CEOs expect Trump will be a boost for U.S. operations

CEOs of some of Canada’s biggest banks say they’re expecting to see their U.S. businesses get a boost

TORONTO — The CEOs of some of Canada’s biggest banks say they’re expecting to see their U.S. businesses get a boost from stronger economic growth south of the border as the new Donald Trump administration takes over.

“The talk is that there’s going to be corporate tax reform, there’s going to be more infrastructure spending, there’s going to be less regulatory burden for industry in general, not just for banks,” TD Bank (TSX:TD) CEO Bharat Masrani said Tuesday at a conference in Toronto.

“All of that is stimulating for the economy.”

Dave McKay, the CEO of Royal Bank (TSX:RY), said the pro-growth policies that Trump is expected to implement could lead to higher interest rates, which would be positive for the bank’s operations in the U.S.

“We see strong opportunities in the U.S. market for our capital markets franchise, which has enormous momentum,” McKay said at the RBC 2017 Canadian Bank CEO Conference.

It isn’t just higher interest rates that could benefit the U.S. operations of Canada’s biggest banks. The stimulative effects of pro-growth policies on the U.S. economy would also boost business and consumer confidence and could lead to higher loan growth for the banks, according to several of the bank CEOs.

“Clearly, the new administration is creating an environment in which our clients are much more comfortable in talking about capital investment, about expanding their businesses,” said Bill Downe, CEO of the Bank of Montreal (TSX:BMO).

While rising rates in the U.S. would be a positive for TD, Masrani cautioned that too sharp of a rise could have the opposite effect.

“If the rates go so high so quick, then it’s going to be negative to the economy because we might get into a slowdown of some kind,” he said. “So you want to make sure this is within reason.”

Speaking at the same conference in Toronto, CIBC CEO Victor Dodig said it’s premature to speculate what policies Trump may implement.

“What’s happened with the new incoming administration is that they’ve telegraphed certain policies,” Dodig said.

“What actually gets implemented and how it will look and what kind of economic benefit that will deliver is yet to be seen.”

Dodig said there are some inconsistencies in the incoming administration’s messaging about protectionism, trade and tax policy.

“Speculating about administrations and politics is not what I’m paid to do,” Dodig said.

“What we’re paid to do is make sure that we can increase shareholder value with whoever runs any particular country that we choose to operate in.”

Just Posted

WATCH: From humble beginnings Red Deer-based wrestling promotion is growing

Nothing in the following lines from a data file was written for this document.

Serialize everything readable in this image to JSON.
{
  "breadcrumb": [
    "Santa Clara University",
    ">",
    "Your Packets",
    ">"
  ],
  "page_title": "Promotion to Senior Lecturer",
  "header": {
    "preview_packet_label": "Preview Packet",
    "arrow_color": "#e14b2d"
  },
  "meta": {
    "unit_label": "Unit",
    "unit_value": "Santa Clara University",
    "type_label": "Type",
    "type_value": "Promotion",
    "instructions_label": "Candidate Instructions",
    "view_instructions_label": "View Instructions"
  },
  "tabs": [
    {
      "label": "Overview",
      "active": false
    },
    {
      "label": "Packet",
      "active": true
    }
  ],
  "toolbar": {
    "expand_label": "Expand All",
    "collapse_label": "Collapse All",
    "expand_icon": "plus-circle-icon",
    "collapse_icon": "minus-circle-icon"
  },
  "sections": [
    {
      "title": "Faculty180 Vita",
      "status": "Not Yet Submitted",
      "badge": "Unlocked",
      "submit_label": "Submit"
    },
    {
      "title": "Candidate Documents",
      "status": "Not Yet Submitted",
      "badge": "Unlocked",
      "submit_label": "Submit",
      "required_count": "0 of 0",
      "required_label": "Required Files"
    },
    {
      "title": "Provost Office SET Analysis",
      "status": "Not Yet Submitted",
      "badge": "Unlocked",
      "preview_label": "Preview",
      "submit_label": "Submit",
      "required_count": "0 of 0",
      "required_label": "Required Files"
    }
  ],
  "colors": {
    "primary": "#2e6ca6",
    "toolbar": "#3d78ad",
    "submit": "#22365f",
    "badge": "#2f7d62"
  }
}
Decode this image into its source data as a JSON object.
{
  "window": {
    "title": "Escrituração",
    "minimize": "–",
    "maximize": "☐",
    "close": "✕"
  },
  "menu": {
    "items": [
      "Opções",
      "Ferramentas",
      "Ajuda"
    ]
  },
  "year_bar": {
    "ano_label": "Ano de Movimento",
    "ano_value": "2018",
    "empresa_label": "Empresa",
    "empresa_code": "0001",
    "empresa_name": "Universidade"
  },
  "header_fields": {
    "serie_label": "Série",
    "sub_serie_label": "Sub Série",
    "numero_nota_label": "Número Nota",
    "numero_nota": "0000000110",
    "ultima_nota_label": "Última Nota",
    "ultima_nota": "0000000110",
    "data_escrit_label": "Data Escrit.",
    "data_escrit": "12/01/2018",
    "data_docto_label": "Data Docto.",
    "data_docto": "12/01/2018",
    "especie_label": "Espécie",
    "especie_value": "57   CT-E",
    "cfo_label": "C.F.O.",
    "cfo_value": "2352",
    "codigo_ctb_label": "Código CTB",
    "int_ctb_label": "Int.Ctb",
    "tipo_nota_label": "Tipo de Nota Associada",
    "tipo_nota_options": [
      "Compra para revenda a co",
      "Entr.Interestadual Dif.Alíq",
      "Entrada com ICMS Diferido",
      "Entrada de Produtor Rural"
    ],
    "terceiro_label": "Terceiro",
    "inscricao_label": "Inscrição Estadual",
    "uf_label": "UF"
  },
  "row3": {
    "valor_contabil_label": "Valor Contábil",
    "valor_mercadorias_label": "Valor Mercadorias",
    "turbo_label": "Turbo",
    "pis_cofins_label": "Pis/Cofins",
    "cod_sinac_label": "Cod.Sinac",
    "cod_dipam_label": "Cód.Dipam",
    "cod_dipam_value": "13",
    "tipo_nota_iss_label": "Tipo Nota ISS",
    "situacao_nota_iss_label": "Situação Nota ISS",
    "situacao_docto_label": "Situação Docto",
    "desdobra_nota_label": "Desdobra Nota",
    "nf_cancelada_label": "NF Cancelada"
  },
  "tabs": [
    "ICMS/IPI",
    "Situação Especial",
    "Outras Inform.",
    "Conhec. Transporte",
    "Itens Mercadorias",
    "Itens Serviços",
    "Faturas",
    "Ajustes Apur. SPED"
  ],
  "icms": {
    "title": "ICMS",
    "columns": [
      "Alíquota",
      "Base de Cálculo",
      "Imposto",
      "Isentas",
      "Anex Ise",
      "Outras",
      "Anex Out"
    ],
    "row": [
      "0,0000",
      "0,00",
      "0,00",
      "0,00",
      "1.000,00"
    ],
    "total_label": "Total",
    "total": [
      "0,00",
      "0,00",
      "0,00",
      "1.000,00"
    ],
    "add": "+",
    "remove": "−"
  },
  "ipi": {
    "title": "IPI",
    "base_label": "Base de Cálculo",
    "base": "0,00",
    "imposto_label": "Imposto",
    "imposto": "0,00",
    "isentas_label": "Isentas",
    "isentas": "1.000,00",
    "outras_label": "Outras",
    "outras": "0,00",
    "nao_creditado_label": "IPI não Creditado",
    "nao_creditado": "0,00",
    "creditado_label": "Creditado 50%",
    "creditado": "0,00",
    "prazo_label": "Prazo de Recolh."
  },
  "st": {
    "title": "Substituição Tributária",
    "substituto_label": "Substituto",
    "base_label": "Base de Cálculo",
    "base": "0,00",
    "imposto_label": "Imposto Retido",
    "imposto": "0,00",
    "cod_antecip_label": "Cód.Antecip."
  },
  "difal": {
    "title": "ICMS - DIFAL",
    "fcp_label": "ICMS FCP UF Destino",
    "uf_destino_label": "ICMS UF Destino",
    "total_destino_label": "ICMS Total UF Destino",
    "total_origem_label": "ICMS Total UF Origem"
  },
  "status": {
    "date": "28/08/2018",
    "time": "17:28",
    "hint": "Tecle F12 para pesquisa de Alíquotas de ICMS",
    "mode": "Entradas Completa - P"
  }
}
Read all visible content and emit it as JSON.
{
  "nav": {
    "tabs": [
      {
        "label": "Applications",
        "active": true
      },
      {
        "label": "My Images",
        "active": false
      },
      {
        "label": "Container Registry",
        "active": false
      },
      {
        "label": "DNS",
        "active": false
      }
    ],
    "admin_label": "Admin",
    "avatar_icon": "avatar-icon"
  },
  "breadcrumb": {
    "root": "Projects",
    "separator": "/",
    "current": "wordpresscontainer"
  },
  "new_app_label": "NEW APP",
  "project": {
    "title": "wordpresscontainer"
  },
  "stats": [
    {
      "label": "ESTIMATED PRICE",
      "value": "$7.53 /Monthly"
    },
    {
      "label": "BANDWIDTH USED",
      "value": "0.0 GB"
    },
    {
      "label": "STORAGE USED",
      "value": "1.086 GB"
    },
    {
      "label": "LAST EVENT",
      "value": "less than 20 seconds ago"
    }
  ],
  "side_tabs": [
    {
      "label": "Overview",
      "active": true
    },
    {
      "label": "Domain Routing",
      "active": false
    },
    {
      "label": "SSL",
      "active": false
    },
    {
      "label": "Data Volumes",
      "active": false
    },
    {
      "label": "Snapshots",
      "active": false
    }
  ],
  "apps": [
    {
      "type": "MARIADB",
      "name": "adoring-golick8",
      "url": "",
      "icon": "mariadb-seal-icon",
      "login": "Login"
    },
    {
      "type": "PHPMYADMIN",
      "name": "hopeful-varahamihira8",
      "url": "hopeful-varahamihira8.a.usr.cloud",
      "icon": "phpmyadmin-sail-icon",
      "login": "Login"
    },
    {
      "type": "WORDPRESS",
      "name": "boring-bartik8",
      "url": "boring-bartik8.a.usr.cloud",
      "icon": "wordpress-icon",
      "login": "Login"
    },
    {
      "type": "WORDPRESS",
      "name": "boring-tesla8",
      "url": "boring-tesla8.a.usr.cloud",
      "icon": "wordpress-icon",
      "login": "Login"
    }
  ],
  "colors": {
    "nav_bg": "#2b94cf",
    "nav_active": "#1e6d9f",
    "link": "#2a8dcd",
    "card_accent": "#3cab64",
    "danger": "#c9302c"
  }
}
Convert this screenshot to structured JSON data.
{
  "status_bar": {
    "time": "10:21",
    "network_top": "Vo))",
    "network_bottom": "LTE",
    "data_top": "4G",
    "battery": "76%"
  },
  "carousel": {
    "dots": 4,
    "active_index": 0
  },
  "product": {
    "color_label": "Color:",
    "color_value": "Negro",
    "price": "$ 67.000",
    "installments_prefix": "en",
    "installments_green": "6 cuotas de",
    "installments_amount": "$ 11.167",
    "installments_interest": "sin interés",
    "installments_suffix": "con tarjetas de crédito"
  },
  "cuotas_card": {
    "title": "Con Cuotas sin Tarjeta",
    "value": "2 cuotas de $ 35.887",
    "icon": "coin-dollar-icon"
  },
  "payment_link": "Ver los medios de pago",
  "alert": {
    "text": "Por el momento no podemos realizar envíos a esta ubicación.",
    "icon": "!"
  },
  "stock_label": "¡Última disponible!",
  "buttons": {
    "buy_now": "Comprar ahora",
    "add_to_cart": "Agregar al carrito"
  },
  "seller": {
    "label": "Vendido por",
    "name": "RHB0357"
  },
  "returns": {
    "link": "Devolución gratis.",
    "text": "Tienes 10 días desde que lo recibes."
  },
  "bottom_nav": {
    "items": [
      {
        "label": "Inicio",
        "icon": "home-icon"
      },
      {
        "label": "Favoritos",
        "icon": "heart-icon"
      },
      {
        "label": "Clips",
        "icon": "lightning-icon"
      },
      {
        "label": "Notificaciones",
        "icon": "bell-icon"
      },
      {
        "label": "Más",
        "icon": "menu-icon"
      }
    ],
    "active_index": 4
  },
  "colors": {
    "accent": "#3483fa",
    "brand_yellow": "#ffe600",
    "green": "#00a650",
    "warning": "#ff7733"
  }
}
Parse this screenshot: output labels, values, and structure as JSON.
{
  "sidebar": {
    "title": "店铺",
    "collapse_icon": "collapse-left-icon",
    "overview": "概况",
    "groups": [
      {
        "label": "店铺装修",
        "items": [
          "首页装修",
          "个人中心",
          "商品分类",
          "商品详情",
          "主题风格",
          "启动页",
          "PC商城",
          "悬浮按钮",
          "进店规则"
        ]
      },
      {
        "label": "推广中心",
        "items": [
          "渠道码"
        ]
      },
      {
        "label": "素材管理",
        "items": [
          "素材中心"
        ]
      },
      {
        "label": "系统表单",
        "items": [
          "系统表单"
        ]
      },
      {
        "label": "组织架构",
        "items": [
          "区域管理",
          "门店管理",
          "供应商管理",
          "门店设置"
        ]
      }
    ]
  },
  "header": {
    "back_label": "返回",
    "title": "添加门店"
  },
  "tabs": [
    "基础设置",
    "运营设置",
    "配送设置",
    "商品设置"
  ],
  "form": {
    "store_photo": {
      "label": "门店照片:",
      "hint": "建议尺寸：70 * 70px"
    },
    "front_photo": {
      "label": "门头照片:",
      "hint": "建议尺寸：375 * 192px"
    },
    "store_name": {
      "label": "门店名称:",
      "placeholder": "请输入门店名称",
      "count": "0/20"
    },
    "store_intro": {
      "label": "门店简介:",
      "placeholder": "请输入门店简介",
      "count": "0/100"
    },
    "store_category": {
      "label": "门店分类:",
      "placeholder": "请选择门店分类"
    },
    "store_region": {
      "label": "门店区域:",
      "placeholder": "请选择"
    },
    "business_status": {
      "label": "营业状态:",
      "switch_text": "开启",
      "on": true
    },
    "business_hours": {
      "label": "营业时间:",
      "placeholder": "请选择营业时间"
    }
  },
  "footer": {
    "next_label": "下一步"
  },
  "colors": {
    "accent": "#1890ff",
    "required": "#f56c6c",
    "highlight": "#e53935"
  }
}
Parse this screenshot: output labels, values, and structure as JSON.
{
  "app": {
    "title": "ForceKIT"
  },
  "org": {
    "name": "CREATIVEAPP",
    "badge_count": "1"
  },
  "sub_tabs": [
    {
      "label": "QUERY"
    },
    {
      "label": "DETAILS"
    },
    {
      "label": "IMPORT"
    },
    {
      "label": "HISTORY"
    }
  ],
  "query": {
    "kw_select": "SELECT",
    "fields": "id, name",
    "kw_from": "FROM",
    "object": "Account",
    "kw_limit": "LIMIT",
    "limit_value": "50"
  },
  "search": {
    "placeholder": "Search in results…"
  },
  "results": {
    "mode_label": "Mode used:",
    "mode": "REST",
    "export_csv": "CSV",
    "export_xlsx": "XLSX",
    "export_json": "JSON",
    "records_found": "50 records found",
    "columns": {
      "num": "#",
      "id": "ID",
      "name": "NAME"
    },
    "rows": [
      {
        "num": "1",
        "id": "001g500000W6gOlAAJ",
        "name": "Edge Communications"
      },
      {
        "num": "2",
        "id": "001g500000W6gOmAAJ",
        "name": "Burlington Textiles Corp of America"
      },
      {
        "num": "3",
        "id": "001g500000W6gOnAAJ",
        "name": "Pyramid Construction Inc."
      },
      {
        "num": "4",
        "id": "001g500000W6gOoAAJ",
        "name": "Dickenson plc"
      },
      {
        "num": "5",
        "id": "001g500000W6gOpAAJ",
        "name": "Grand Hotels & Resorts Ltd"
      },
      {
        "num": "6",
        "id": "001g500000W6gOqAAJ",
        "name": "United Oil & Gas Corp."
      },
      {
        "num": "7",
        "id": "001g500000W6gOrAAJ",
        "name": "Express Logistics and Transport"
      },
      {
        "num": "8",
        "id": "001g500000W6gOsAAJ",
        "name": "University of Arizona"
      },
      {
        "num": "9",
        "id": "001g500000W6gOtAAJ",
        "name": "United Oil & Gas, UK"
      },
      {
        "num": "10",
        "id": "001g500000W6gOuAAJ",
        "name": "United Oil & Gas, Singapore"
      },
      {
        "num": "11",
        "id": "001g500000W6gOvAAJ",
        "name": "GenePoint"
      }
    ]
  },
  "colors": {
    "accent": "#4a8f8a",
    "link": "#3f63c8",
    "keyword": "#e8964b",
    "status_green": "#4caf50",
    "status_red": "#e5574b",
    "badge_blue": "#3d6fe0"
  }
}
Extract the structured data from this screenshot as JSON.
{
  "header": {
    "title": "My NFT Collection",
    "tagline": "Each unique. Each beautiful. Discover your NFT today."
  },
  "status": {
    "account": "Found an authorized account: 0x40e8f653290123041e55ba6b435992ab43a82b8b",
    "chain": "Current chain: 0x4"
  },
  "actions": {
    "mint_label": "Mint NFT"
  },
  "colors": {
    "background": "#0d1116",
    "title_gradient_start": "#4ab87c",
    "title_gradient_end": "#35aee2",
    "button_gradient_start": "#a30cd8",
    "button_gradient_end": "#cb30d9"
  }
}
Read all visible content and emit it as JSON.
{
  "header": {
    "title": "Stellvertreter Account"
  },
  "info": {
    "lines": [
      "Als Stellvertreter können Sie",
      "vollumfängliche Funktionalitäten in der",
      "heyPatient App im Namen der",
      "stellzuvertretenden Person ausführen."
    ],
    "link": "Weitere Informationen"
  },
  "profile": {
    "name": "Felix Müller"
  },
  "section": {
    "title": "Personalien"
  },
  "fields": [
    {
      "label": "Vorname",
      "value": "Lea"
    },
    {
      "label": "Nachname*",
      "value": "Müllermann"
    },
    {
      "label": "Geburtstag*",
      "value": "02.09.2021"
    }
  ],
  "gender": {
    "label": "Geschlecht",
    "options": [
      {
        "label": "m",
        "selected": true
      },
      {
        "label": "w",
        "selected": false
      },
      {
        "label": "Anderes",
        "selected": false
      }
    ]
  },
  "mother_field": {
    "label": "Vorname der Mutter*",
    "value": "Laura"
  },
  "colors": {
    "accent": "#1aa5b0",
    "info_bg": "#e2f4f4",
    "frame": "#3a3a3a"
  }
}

It wasn’t that long ago that Dylon Featherstone and the Canadian Wrestling… Continue reading

WATCH: Families make yo-yos and weaved yarn at Red Deer Museum and Art Gallery

It was all about making yo-yos and yarn bombing at Red Deer… Continue reading

Solve mysteries with Sherlock Holmes and Dr. Watson in Red Deer

At three sold-out one act Sherlock Holmes plays in Red Deer, theatre… Continue reading

Quebec man arrested in slaying of Alberta woman 16 years ago

AIRDRIE, Alta. — A Quebec man has been arrested in the slaying… Continue reading

Construction underway at Medicine River Wildlife Centre in Red Deer

The new building is twice the size of the old one

WATCH Replay Red Deer Feb. 18: Your weekly news highlights

Watch news from Red Deer and Central Alberta

How to keep local news visible in your Facebook feed

Facebook has changed the news feed to emphasize personal connections. You might see less news.

Liberals looking at creating use-it-or-lose-it leave for fathers, Trudeau says

OTTAWA — Prime Minister Justin Trudeau is raising the idea of creating… Continue reading

Trump gets angry about election meddling, but not at Russia

‘Weirdest thing’: Trump expresses anger, but not over Russian election-meddling

New doping charge could hurt Russia’s chance at reinstatement

Russia could lose its chance to be reinstated before the end of the Winter Olympics because of a doping charge against curling bronze medallist Alexander Krushelnitsky.

#Metoo movement causing confusion in many men, fear of missteps with women: experts

Being painted by the same sweeping brush as those alleged to have mistreated women has angered men

Virtue and Moir break their own world record

Virtue and Moir break short dance record to sit first in ice dance at Olympics

Calgary man dies in Mexico following sudden illness

Troy Black was with his wife, Lindsay, in Puerto Vallarta when he began vomiting blood on Thursday

Life or death main decision for school shooting suspect

FORT LAUDERDALE, Fla. — The evidence against the Florida school shooting suspect… Continue reading

Most Read


Five-day delivery plus unlimited digital access for $185 for 260 issues (must live in delivery area to qualify) Unlimited Digital Access 99 cents for the first four weeks and then only $15 per month Five-day delivery plus unlimited digital access for $15 a month